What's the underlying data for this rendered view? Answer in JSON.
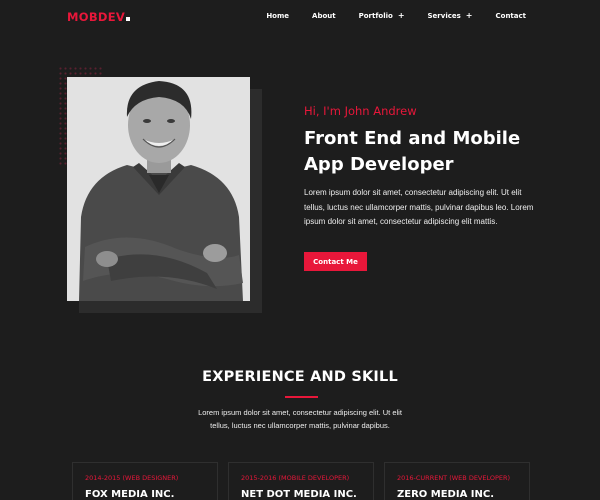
{
  "header": {
    "logo": "MOBDEV",
    "nav": [
      {
        "label": "Home"
      },
      {
        "label": "About"
      },
      {
        "label": "Portfolio",
        "icon": "plus-icon"
      },
      {
        "label": "Services",
        "icon": "plus-icon"
      },
      {
        "label": "Contact"
      }
    ]
  },
  "hero": {
    "greeting": "Hi, I'm John Andrew",
    "headline": "Front End and Mobile App Developer",
    "description": "Lorem ipsum dolor sit amet, consectetur adipiscing elit. Ut elit tellus, luctus nec ullamcorper mattis, pulvinar dapibus leo. Lorem ipsum dolor sit amet, consectetur adipiscing elit mattis.",
    "cta_label": "Contact Me",
    "photo": "portrait-photo"
  },
  "experience": {
    "title": "EXPERIENCE AND SKILL",
    "description": "Lorem ipsum dolor sit amet, consectetur adipiscing elit. Ut elit tellus, luctus nec ullamcorper mattis, pulvinar dapibus.",
    "cards": [
      {
        "period": "2014-2015 (WEB DESIGNER)",
        "company": "FOX MEDIA INC."
      },
      {
        "period": "2015-2016 (MOBILE DEVELOPER)",
        "company": "NET DOT MEDIA INC."
      },
      {
        "period": "2016-CURRENT (WEB DEVELOPER)",
        "company": "ZERO MEDIA INC."
      }
    ]
  },
  "colors": {
    "background": "#1d1d1d",
    "accent": "#e8173a",
    "text": "#ffffff"
  }
}
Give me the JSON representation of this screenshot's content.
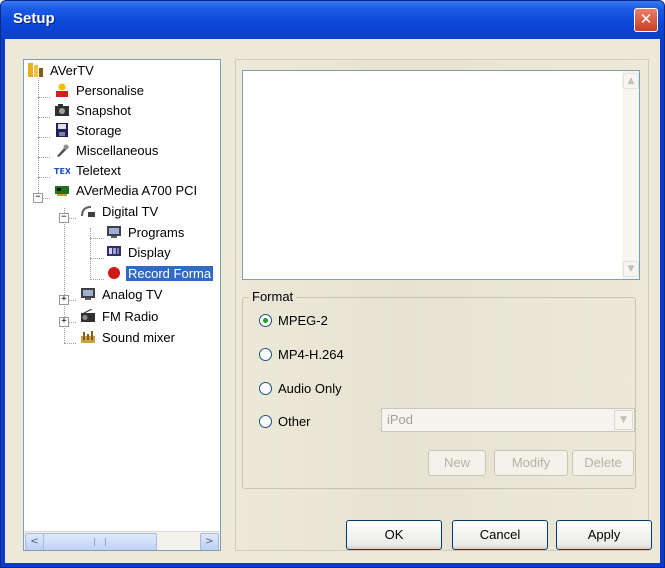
{
  "window": {
    "title": "Setup",
    "close_glyph": "✕"
  },
  "tree": {
    "items": [
      {
        "label": "AVerTV",
        "icon": "avertv-icon"
      },
      {
        "label": "Personalise",
        "icon": "personalise-icon"
      },
      {
        "label": "Snapshot",
        "icon": "camera-icon"
      },
      {
        "label": "Storage",
        "icon": "floppy-icon"
      },
      {
        "label": "Miscellaneous",
        "icon": "wrench-icon"
      },
      {
        "label": "Teletext",
        "icon": "text-icon"
      },
      {
        "label": "AVerMedia A700 PCI",
        "icon": "card-icon"
      },
      {
        "label": "Digital TV",
        "icon": "satellite-icon"
      },
      {
        "label": "Programs",
        "icon": "tv-icon"
      },
      {
        "label": "Display",
        "icon": "monitor-icon"
      },
      {
        "label": "Record Forma",
        "icon": "record-icon"
      },
      {
        "label": "Analog TV",
        "icon": "tv-icon"
      },
      {
        "label": "FM Radio",
        "icon": "radio-icon"
      },
      {
        "label": "Sound mixer",
        "icon": "mixer-icon"
      }
    ],
    "expanders": {
      "minus": "−",
      "plus": "+"
    },
    "scroll": {
      "left": "<",
      "right": ">"
    }
  },
  "format": {
    "group_title": "Format",
    "options": [
      {
        "label": "MPEG-2",
        "checked": true
      },
      {
        "label": "MP4-H.264",
        "checked": false
      },
      {
        "label": "Audio Only",
        "checked": false
      },
      {
        "label": "Other",
        "checked": false
      }
    ],
    "other_value": "iPod",
    "buttons": {
      "new": "New",
      "modify": "Modify",
      "delete": "Delete"
    }
  },
  "footer": {
    "ok": "OK",
    "cancel": "Cancel",
    "apply": "Apply"
  },
  "colors": {
    "title_bar": "#0a46d8",
    "selection": "#316ac5",
    "radio_dot": "#21a121"
  }
}
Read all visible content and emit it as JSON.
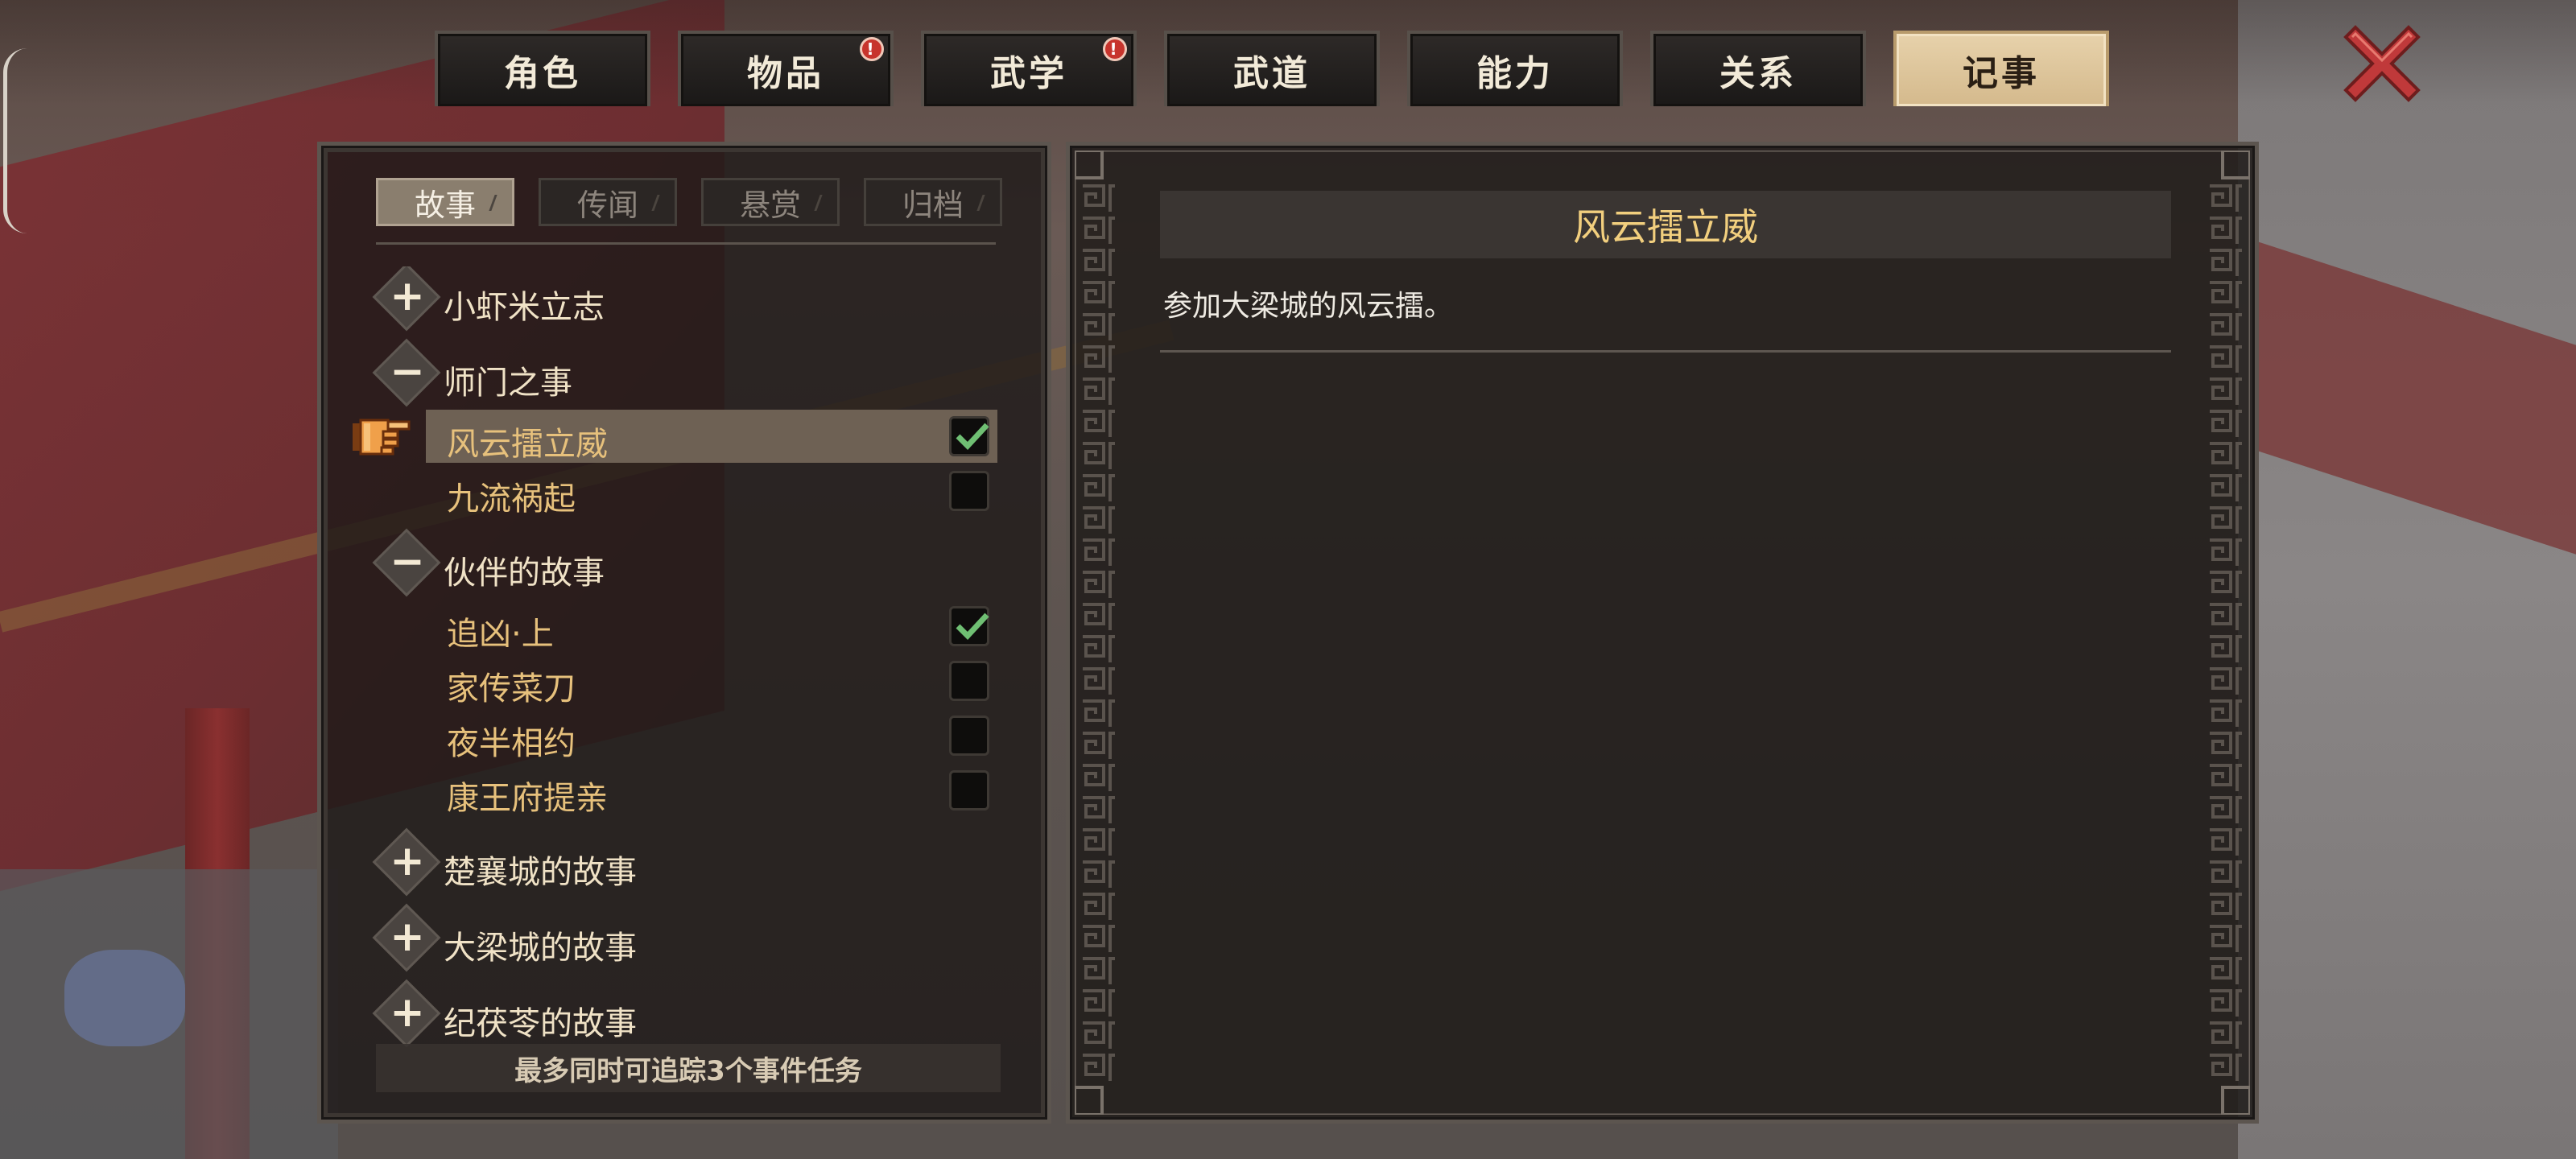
{
  "top_tabs": [
    {
      "label": "角色",
      "badge": false
    },
    {
      "label": "物品",
      "badge": true
    },
    {
      "label": "武学",
      "badge": true
    },
    {
      "label": "武道",
      "badge": false
    },
    {
      "label": "能力",
      "badge": false
    },
    {
      "label": "关系",
      "badge": false
    },
    {
      "label": "记事",
      "badge": false,
      "active": true
    }
  ],
  "badge_symbol": "!",
  "close_icon": "close-x-icon",
  "sub_tabs": [
    {
      "label": "故事",
      "active": true
    },
    {
      "label": "传闻"
    },
    {
      "label": "悬赏"
    },
    {
      "label": "归档"
    }
  ],
  "groups": [
    {
      "label": "小虾米立志",
      "expanded": false,
      "icon": "+"
    },
    {
      "label": "师门之事",
      "expanded": true,
      "icon": "−",
      "quests": [
        {
          "label": "风云擂立威",
          "tracked": true,
          "selected": true
        },
        {
          "label": "九流祸起",
          "tracked": false
        }
      ]
    },
    {
      "label": "伙伴的故事",
      "expanded": true,
      "icon": "−",
      "quests": [
        {
          "label": "追凶·上",
          "tracked": true
        },
        {
          "label": "家传菜刀",
          "tracked": false
        },
        {
          "label": "夜半相约",
          "tracked": false
        },
        {
          "label": "康王府提亲",
          "tracked": false
        }
      ]
    },
    {
      "label": "楚襄城的故事",
      "expanded": false,
      "icon": "+"
    },
    {
      "label": "大梁城的故事",
      "expanded": false,
      "icon": "+"
    },
    {
      "label": "纪茯苓的故事",
      "expanded": false,
      "icon": "+"
    }
  ],
  "track_note": "最多同时可追踪3个事件任务",
  "detail": {
    "title": "风云擂立威",
    "description": "参加大梁城的风云擂。"
  },
  "colors": {
    "quest_text": "#e7c17c",
    "title_text": "#f2cf7e",
    "check_green": "#6fbf73",
    "badge_red": "#c7342c",
    "active_tab_bg": "#d4b98c"
  }
}
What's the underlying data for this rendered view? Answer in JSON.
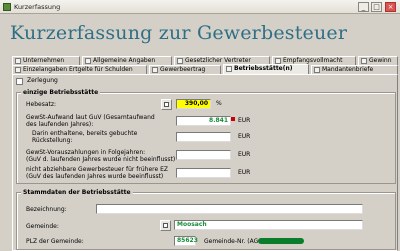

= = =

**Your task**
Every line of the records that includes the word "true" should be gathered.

**Your response**
        "checked": true
      "badge": true
      "badge": true
      "active": true
      "active": true
      "expanded": true,
          "tracked": true,
          "selected": true
      "expanded": true,
          "tracked": true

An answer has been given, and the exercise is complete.